Pineapple Will Get An Overdue Baby Out

Apparently, if you listen to old wives' tales, eating pineapple will help get that overdue baby of yours out, because the sweet fruit will "ripen" your cervix. If only it were that easy! OBGYN Elaine Duryea, M.D., explained in a University of Texas Southwestern Medical Center article that the core of a pineapple contains an enzyme that "breaks down the proteins in tissue and is what makes your tongue tingle or mouth develop sores when you eat pineapple." However, she says there is no evidence to support that the pineapple has this same effect on the cervix once you've eaten it, particularly because the acid in your stomach essentially deactivates the enzyme so your body isn't actually soaking it up.


Anything After 40 Weeks Is 'Late'

When you first get pregnant, you are told your baby needs about 40 weeks in your body to develop, so once you hit 40 weeks and 1 day, that baby should be ready to thrive in the world. Whether this is an old wives' tale or just a common misconception is unclear, but either way, your due date is simply an estimation. So if you go into labor at 41 weeks, that may not be a late baby at all, just an incorrect due date. Your due date is estimated based on your last menstrual cycle, but in an article for Evidence-Based Birth, Rebecca Dekker, RN, Ph.D., says this isn't always accurate. Women can have irregular periods, they may not ovulate on exactly the 14th day of their cycle, and they may not even remember the exact date their last menstrual cycle started. Instead, doctors tend to use ultrasounds as a better indicator of where a baby is in gestation, so your 41-week gestation baby may actually be a perfectly-perfect 40-week baby.

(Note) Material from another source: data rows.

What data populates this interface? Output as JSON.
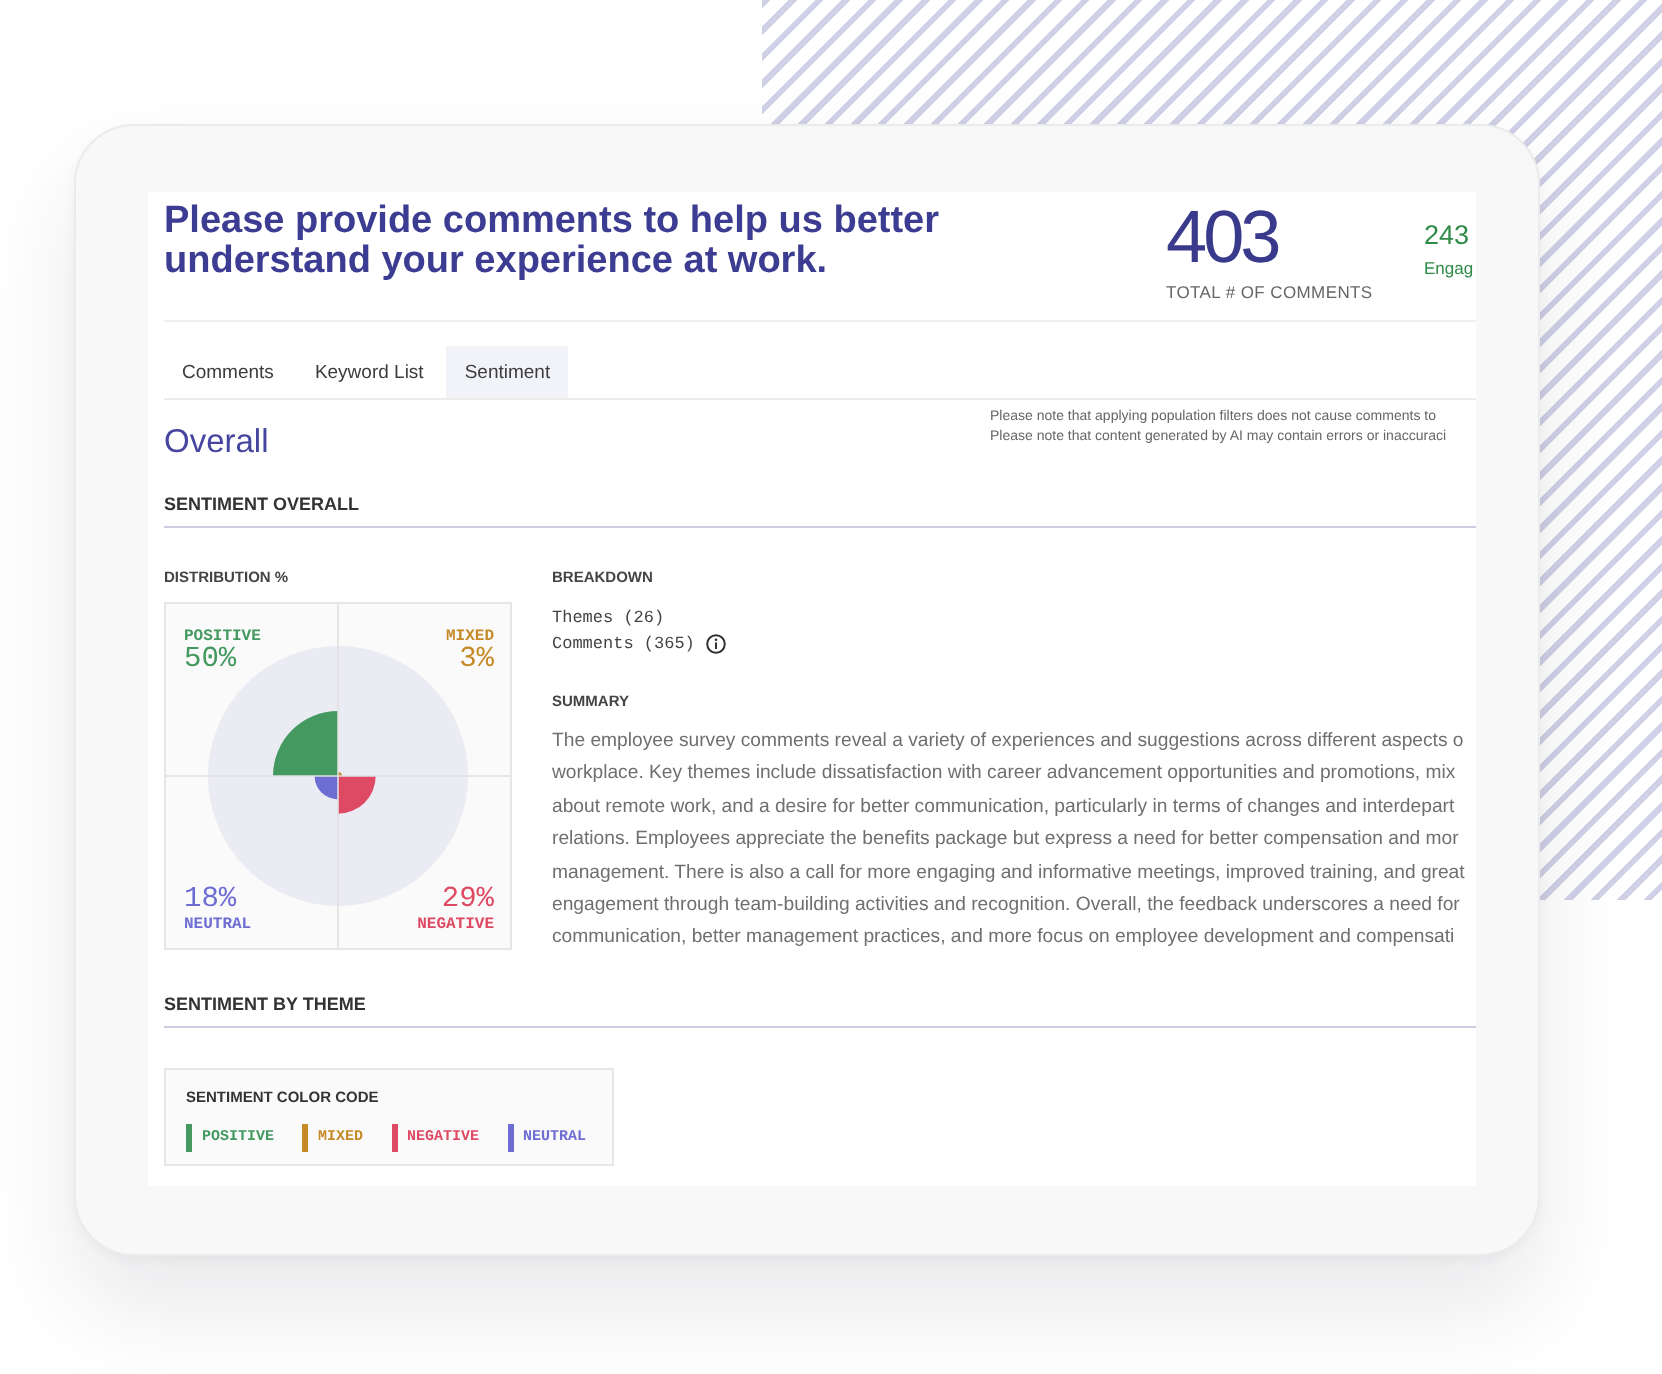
{
  "header": {
    "title": "Please provide comments to help us better understand your experience at work.",
    "stats": [
      {
        "kind": "total",
        "value": "403",
        "label": "TOTAL # OF COMMENTS",
        "color": "#3a3a8c"
      },
      {
        "kind": "partial",
        "value": "243",
        "label": "Engag",
        "color": "#2e8b47"
      }
    ]
  },
  "tabs": [
    {
      "label": "Comments",
      "selected": false
    },
    {
      "label": "Keyword List",
      "selected": false
    },
    {
      "label": "Sentiment",
      "selected": true
    }
  ],
  "page_title": "Overall",
  "notes": [
    "Please note that applying population filters does not cause comments to",
    "Please note that content generated by AI may contain errors or inaccuraci"
  ],
  "sentiment_overall": {
    "heading": "SENTIMENT OVERALL",
    "distribution": {
      "label": "DISTRIBUTION %",
      "items": [
        {
          "label": "POSITIVE",
          "percent": "50%",
          "level": 0.5,
          "color": "#43995f"
        },
        {
          "label": "MIXED",
          "percent": "3%",
          "level": 0.03,
          "color": "#c58a26"
        },
        {
          "label": "NEUTRAL",
          "percent": "18%",
          "level": 0.18,
          "color": "#6d6dd4"
        },
        {
          "label": "NEGATIVE",
          "percent": "29%",
          "level": 0.29,
          "color": "#de4a63"
        }
      ]
    },
    "breakdown": {
      "label": "BREAKDOWN",
      "items": [
        {
          "text": "Themes (26)",
          "info": false
        },
        {
          "text": "Comments (365)",
          "info": true
        }
      ]
    },
    "summary": {
      "label": "SUMMARY",
      "lines": [
        "The employee survey comments reveal a variety of experiences and suggestions across different aspects o",
        "workplace. Key themes include dissatisfaction with career advancement opportunities and promotions, mix",
        "about remote work, and a desire for better communication, particularly in terms of changes and interdepart",
        "relations. Employees appreciate the benefits package but express a need for better compensation and mor",
        "management. There is also a call for more engaging and informative meetings, improved training, and great",
        "engagement through team-building activities and recognition. Overall, the feedback underscores a need for",
        "communication, better management practices, and more focus on employee development and compensati"
      ]
    }
  },
  "sentiment_by_theme": {
    "heading": "SENTIMENT BY THEME",
    "legend": {
      "title": "SENTIMENT COLOR CODE",
      "items": [
        {
          "label": "POSITIVE",
          "color": "#43995f"
        },
        {
          "label": "MIXED",
          "color": "#c58a26"
        },
        {
          "label": "NEGATIVE",
          "color": "#de4a63"
        },
        {
          "label": "NEUTRAL",
          "color": "#6d6dd4"
        }
      ]
    }
  }
}
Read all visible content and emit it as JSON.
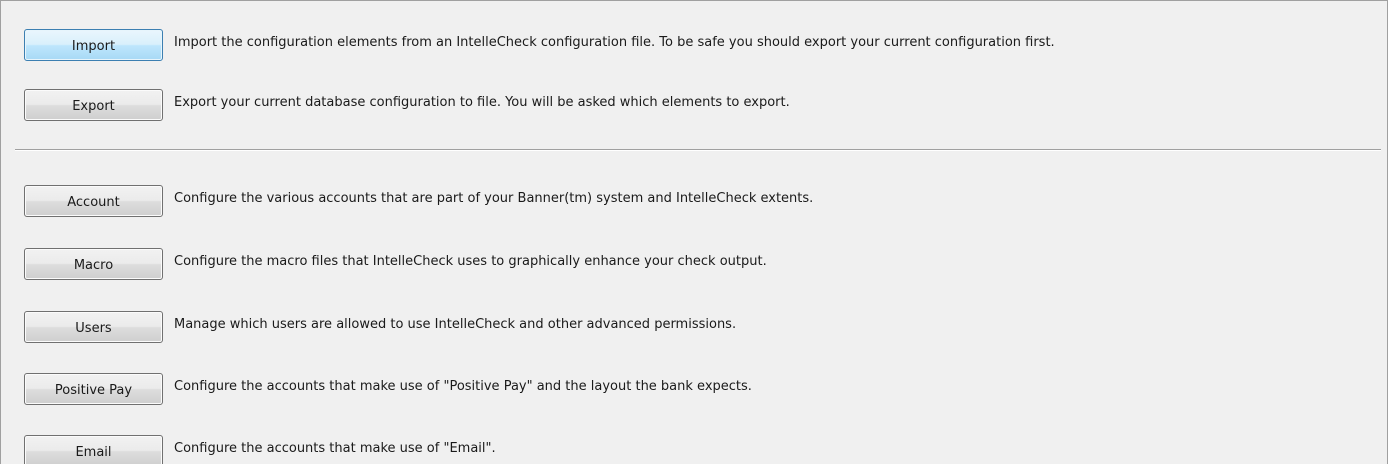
{
  "import_section": [
    {
      "button": "Import",
      "description": "Import the configuration elements from an IntelleCheck configuration file.  To be safe you should export your current configuration first."
    },
    {
      "button": "Export",
      "description": "Export your current database configuration to file.  You will be asked which elements to export."
    }
  ],
  "config_section": [
    {
      "button": "Account",
      "description": "Configure the various accounts that are part of your Banner(tm) system and IntelleCheck extents."
    },
    {
      "button": "Macro",
      "description": "Configure the macro files that IntelleCheck uses to graphically enhance your check output."
    },
    {
      "button": "Users",
      "description": "Manage which users are allowed to use IntelleCheck and other advanced permissions."
    },
    {
      "button": "Positive Pay",
      "description": "Configure the accounts that make use of \"Positive Pay\" and the layout the bank expects."
    },
    {
      "button": "Email",
      "description": "Configure the accounts that make use of \"Email\"."
    }
  ]
}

Old wives' tales are certainly fun, but they should be taken with a grain of salt (especially by hormonal moms-to-be who are really tired of being pregnant). Your late baby's temperament, gender, and entrance into the world are based entirely on biology, not the moon or a bumpy back road somewhere. So, if you're not-so-patiently waiting for your baby to arrive, put your swollen feet up, relax, and have some pineapple (not because it'll speed things up, just because it's delicious).